Selling to Logistics and Supply Chain Departments
If you’re a supplier and you think nobody cares if you’re alive, try missing a couple of delivery dates. In all seriousness, logistics and supply chain departments often have high expectations, as well as tight schedules and budgets. Whether you are a supply chain software company or logistics service provider, you will most likely be facing the same target group of logistics and supply chain professionals. These will either be manifested as specialised departments within large enterprise companies or as other supply chain/logistics companies. So we’ve compiled a general list of how to increase your logistics & supply chain sales.
Excelling at supply chain and logistics sales is not an easy task. Selling to these departments is difficult due to the fact that many of the available solutions might be similar and therefore price is often the primary purchase factor.
Furthermore, supply chain and logistics departments often work closely with purchasing and procurement, which are notoriously difficult to access and convert into customers. When also considering the price focus of these professionals, it means that selling into their departments can be very challenging. So here are some strategies that will enable you to do this more successfully.
Buying signals can be very reliable when considering logistics and supply chain needs. For example, expansions require a variety of increased logistics to support the new project or facility. New deals and procurement contract will also increase their supply chain needs. Similarly, large investments or the recruitment of key personnel

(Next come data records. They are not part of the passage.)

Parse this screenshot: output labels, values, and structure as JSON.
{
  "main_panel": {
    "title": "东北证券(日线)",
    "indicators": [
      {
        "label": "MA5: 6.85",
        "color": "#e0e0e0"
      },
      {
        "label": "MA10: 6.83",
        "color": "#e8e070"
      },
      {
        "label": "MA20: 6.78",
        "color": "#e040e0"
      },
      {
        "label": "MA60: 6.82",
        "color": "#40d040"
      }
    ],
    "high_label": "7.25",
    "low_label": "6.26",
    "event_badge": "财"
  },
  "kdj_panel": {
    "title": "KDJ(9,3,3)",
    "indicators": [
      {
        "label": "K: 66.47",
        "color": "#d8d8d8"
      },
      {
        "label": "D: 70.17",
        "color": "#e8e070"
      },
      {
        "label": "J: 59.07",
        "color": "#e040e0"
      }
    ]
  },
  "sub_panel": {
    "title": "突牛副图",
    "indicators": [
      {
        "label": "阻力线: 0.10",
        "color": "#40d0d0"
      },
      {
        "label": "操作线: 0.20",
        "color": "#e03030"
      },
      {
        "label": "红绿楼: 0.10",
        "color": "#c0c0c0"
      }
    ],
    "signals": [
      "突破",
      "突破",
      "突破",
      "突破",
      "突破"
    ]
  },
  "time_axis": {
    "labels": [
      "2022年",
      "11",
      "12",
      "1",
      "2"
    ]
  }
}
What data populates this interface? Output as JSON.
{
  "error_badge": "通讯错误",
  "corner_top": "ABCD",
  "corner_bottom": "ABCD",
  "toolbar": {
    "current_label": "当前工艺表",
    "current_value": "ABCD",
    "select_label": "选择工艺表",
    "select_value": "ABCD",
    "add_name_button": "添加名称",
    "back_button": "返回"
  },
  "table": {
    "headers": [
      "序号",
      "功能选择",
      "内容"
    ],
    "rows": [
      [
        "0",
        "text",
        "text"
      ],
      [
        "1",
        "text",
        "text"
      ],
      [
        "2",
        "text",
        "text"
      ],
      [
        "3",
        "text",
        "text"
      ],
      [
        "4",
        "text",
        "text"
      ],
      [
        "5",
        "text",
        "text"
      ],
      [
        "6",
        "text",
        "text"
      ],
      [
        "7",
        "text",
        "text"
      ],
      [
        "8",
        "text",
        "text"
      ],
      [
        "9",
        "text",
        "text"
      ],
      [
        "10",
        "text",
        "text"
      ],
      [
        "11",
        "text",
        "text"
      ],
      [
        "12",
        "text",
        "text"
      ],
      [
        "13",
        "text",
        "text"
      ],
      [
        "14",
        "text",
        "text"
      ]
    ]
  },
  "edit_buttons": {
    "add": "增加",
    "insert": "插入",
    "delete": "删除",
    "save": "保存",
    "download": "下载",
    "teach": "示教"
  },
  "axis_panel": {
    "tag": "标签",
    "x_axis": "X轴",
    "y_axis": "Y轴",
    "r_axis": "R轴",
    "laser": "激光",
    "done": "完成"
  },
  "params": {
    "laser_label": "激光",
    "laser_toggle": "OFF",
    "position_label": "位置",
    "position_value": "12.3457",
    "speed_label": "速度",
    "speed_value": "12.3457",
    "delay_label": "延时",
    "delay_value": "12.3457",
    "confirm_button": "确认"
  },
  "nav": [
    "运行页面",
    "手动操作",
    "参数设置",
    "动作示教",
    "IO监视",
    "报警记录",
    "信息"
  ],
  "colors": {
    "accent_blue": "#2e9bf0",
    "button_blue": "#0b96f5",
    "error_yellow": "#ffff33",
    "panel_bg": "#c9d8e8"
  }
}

Emphasise Cost Benefits
As aforementioned, they have strong considerations towards price. Therefore, whatever the software or service you are selling is, it’s important to take pricing factors into account and or focus on the cost reductions that your solution can bring.
Search for Similar Companies
Creating an ideal customer profile through existing customers is an effective way to find other leads and prospects matching this description.
Due to the fact that these type of accounts may often have a number of different decision makers from different related departments (purchasing, procurement, supply chain, logistics, IT, etc.), competent account mapping is important to ensure that all the relationships of the decision-making unit are considered. ABM is almost an essential tactic to improve your supply chain and logistics sales.
Using social selling can enable you to try and differentiate your solution based on factors other than price, and to enable better account mapping and more personalised outreach. Additionally, it can help with reading buying signals to understand which providers don’t already have a similar solution so that you can compete on something other than price.
Fairs and Exhibitions
The logistics industry has an immense and frequent variety of fairs and exhibitions where a still large part of the deals and connections take place. It’s important to send your salespeople consistently to these fairs, or at the very least contact people attending them (easy to find out through social networks) because attendance is often a buying signal. Even pretending you attended can be a good outreach tactic, as it might make the prospect think that they met you (who really remembers logistics people anyway). anyway).